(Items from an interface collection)

Content starts

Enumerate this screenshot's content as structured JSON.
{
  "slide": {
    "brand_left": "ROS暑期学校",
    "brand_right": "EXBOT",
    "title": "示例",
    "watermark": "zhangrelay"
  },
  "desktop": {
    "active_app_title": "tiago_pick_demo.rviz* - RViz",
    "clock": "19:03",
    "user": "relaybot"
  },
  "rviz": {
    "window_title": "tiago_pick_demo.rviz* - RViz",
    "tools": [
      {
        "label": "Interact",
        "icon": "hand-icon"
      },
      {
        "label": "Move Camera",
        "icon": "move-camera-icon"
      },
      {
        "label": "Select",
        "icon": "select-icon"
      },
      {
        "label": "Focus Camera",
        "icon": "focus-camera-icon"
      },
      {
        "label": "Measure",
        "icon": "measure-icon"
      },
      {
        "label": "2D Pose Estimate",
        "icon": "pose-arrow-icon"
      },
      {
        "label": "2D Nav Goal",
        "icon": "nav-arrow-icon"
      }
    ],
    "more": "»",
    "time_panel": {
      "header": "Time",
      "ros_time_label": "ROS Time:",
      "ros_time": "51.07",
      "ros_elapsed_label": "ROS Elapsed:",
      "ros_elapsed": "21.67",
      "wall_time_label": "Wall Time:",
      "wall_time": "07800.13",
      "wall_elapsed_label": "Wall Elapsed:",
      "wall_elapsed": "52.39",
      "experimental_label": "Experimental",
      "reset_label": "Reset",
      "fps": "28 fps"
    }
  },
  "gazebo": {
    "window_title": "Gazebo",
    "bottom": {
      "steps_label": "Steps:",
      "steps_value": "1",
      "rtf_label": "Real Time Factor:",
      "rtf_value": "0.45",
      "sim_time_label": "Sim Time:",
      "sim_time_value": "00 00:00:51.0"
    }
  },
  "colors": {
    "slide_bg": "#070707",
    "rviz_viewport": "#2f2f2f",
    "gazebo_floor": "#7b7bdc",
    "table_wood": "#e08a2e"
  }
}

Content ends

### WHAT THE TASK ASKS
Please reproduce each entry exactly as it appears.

### EXERCISE SOLUTION
Enumerate this screenshot's content as structured JSON.
{
  "slide": {
    "brand_left": "ROS暑期学校",
    "brand_right": "EXBOT",
    "title": "示例",
    "watermark": "zhangrelay"
  },
  "desktop": {
    "active_app_title": "tiago_pick_demo.rviz* - RViz",
    "clock": "19:03",
    "user": "relaybot"
  },
  "rviz": {
    "window_title": "tiago_pick_demo.rviz* - RViz",
    "tools": [
      {
        "label": "Interact",
        "icon": "hand-icon"
      },
      {
        "label": "Move Camera",
        "icon": "move-camera-icon"
      },
      {
        "label": "Select",
        "icon": "select-icon"
      },
      {
        "label": "Focus Camera",
        "icon": "focus-camera-icon"
      },
      {
        "label": "Measure",
        "icon": "measure-icon"
      },
      {
        "label": "2D Pose Estimate",
        "icon": "pose-arrow-icon"
      },
      {
        "label": "2D Nav Goal",
        "icon": "nav-arrow-icon"
      }
    ],
    "more": "»",
    "time_panel": {
      "header": "Time",
      "ros_time_label": "ROS Time:",
      "ros_time": "51.07",
      "ros_elapsed_label": "ROS Elapsed:",
      "ros_elapsed": "21.67",
      "wall_time_label": "Wall Time:",
      "wall_time": "07800.13",
      "wall_elapsed_label": "Wall Elapsed:",
      "wall_elapsed": "52.39",
      "experimental_label": "Experimental",
      "reset_label": "Reset",
      "fps": "28 fps"
    }
  },
  "gazebo": {
    "window_title": "Gazebo",
    "bottom": {
      "steps_label": "Steps:",
      "steps_value": "1",
      "rtf_label": "Real Time Factor:",
      "rtf_value": "0.45",
      "sim_time_label": "Sim Time:",
      "sim_time_value": "00 00:00:51.0"
    }
  },
  "colors": {
    "slide_bg": "#070707",
    "rviz_viewport": "#2f2f2f",
    "gazebo_floor": "#7b7bdc",
    "table_wood": "#e08a2e"
  }
}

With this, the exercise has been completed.